A Beginner’s Guide to Poker

Poker is a card game where players place bets against each other. The player with the best five-card hand wins the pot. There is a lot of skill in poker but it is also a game of chance and psychology. If you are new to the game of poker, it is recommended that you play with experienced players until you get comfortable enough to compete against more advanced players. This will allow you to gain more knowledge and improve your win rate.

To begin a poker hand, players must ante something (amount varies per game but is usually at least a minimum amount of money). Then the dealer shuffles the cards and deals them to the players in clockwise order. Once everyone has their cards, the first of several betting rounds begins. Players may raise or call their bets at any time during the betting phase of a hand. When the betting is complete, all of the bets go into a central pot.

During the first betting round, players should try to force weaker hands to fold by raising. This will increase the value of your hand in later betting rounds. Alternatively, you can use your bluffing skills to draw opponents into your poker hand. However, it is important to note that bluffing in poker requires much more practice than in other casino games such as blackjack or roulette.

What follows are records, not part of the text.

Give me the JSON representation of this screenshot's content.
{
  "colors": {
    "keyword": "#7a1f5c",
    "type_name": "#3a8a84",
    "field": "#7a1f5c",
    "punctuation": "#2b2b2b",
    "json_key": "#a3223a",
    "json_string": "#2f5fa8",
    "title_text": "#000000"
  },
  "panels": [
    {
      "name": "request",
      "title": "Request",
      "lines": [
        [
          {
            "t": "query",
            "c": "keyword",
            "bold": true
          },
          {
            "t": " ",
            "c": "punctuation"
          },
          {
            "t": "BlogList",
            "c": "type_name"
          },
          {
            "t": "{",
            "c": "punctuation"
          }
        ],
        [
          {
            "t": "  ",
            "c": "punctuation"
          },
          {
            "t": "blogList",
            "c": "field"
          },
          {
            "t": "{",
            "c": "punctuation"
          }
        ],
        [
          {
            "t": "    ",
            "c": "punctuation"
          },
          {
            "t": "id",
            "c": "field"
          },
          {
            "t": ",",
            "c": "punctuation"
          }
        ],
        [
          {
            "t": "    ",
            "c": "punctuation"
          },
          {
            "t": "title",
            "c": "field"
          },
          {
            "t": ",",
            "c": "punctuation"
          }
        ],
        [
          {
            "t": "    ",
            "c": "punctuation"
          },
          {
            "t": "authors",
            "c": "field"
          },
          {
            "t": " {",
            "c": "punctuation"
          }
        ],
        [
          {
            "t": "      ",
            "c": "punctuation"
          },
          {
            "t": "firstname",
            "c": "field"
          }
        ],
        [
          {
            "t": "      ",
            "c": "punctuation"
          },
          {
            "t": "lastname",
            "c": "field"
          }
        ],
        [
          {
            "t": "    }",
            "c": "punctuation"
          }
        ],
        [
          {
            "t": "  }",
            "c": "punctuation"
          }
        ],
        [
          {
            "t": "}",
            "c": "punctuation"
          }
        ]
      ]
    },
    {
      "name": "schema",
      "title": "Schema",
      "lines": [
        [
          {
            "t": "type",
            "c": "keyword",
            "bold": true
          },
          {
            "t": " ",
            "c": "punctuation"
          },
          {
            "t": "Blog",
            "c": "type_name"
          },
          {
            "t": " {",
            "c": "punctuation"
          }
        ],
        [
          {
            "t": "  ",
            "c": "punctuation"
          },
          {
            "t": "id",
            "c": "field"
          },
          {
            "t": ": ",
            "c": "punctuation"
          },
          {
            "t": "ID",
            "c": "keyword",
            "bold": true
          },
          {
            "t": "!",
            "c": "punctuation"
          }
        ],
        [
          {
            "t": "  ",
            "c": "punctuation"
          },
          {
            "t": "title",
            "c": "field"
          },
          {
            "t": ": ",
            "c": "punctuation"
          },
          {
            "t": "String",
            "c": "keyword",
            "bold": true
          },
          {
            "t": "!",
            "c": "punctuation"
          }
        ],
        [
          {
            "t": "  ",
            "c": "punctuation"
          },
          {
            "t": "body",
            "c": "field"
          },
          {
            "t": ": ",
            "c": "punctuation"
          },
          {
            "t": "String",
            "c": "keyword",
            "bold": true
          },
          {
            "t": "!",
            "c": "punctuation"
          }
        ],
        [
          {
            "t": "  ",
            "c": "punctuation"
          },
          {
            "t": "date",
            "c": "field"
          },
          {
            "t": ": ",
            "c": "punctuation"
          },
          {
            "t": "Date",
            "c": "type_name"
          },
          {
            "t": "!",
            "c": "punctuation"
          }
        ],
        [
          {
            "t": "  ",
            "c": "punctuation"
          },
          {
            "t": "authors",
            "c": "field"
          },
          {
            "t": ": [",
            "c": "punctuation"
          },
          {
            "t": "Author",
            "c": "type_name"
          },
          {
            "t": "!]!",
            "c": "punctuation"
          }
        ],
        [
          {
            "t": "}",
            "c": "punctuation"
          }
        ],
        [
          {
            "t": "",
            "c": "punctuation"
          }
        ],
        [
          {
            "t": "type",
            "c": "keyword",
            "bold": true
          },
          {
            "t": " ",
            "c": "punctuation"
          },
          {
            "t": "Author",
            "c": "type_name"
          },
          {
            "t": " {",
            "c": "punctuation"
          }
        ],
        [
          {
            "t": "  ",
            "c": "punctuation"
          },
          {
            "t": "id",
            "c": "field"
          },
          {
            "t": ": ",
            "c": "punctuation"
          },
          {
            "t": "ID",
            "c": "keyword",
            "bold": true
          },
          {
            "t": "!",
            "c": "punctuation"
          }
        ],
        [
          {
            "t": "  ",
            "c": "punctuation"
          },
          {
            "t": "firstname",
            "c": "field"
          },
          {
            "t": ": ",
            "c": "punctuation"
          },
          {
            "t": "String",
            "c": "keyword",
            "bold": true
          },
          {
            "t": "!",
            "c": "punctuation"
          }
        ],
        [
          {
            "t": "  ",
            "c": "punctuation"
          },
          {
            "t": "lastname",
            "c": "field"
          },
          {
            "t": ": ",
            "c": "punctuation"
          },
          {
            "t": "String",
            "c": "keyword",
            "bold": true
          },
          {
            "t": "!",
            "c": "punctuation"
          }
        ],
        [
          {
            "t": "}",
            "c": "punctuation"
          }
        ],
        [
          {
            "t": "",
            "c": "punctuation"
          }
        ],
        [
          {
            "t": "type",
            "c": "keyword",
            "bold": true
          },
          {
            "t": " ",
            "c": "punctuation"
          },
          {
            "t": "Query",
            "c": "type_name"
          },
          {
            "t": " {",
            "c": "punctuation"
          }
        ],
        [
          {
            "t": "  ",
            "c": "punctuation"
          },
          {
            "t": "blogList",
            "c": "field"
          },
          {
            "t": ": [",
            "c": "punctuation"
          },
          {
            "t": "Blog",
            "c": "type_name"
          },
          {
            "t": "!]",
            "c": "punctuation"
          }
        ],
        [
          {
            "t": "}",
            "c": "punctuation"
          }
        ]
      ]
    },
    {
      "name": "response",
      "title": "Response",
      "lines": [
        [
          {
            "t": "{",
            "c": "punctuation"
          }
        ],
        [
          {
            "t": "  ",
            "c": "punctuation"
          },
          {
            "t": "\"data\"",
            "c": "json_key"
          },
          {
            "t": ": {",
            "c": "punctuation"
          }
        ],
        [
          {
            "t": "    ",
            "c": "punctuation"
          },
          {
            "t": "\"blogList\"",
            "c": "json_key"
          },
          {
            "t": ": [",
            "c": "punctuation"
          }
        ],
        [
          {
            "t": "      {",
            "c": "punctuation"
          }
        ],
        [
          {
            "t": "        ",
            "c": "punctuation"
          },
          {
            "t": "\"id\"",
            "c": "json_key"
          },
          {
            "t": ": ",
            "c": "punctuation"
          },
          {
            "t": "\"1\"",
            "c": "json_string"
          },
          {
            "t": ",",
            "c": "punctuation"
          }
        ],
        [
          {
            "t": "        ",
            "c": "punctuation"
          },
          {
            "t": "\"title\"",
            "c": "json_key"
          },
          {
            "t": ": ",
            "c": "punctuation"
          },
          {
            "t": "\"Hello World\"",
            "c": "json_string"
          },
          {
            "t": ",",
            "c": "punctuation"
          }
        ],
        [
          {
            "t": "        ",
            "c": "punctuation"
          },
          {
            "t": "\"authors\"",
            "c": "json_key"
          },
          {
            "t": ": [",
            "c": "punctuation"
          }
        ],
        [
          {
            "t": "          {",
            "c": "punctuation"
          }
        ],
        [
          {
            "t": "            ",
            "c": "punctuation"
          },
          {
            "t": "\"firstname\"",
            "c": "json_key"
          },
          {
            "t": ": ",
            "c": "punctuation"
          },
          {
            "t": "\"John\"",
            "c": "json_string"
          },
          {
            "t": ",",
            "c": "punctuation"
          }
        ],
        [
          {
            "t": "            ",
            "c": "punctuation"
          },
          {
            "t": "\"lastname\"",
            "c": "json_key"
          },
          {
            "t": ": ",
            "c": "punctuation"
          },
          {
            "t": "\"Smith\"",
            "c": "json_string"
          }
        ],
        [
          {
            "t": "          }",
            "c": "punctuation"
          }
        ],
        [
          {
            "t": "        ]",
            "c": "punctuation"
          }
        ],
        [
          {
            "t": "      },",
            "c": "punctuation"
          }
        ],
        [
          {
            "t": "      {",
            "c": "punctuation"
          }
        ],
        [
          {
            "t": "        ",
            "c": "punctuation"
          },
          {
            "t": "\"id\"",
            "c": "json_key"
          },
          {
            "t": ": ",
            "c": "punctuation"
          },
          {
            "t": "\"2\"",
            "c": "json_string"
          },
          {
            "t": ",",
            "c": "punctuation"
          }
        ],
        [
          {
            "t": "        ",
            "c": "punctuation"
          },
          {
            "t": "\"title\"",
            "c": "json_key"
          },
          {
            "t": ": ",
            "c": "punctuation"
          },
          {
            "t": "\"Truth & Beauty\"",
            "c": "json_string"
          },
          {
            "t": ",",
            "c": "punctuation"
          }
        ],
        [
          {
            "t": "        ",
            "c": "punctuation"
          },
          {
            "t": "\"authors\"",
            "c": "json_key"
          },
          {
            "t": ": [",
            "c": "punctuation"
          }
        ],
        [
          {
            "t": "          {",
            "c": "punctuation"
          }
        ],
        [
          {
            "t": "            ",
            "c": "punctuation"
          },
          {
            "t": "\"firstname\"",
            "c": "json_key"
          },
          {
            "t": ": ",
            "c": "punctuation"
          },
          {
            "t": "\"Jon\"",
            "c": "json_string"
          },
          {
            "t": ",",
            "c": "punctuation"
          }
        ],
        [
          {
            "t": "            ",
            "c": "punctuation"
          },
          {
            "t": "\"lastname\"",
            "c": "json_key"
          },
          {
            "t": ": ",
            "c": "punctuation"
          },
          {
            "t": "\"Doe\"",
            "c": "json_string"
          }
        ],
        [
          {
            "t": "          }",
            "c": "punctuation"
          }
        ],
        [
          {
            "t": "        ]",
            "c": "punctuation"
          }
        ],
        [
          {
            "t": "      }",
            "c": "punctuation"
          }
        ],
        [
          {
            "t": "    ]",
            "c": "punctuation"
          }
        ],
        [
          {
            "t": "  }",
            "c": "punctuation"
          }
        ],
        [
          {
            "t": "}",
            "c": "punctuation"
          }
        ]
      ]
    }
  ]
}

Once the antes and blind bets are in, the flop is dealt. This will reveal three community cards that anyone can use to make a poker hand. After the flop, there will be another betting round. It is important to analyze the flop and determine if you have a good poker hand or not.

If you do have a good poker hand, it is important to be aggressive during the flop and river betting rounds. This will cause your opponent to fold more often than they would if you simply called their bets. This will increase the value of your poker hand and help you win more poker hands.

During the early stages of your poker career, it is crucial that you always play within your bankroll. This means that you should only gamble with money that you are willing to lose. In addition, you should track your wins and losses to ensure that you are winning more than you are losing. This will keep you from going broke and will help you develop a strategy that is profitable in the long run. It is also helpful to study poker books to learn the game and develop quick instincts. Observe more experienced players and imagine how you would react in certain situations to build these instincts. Eventually, you should be able to make quick decisions and improve your win rate in no time.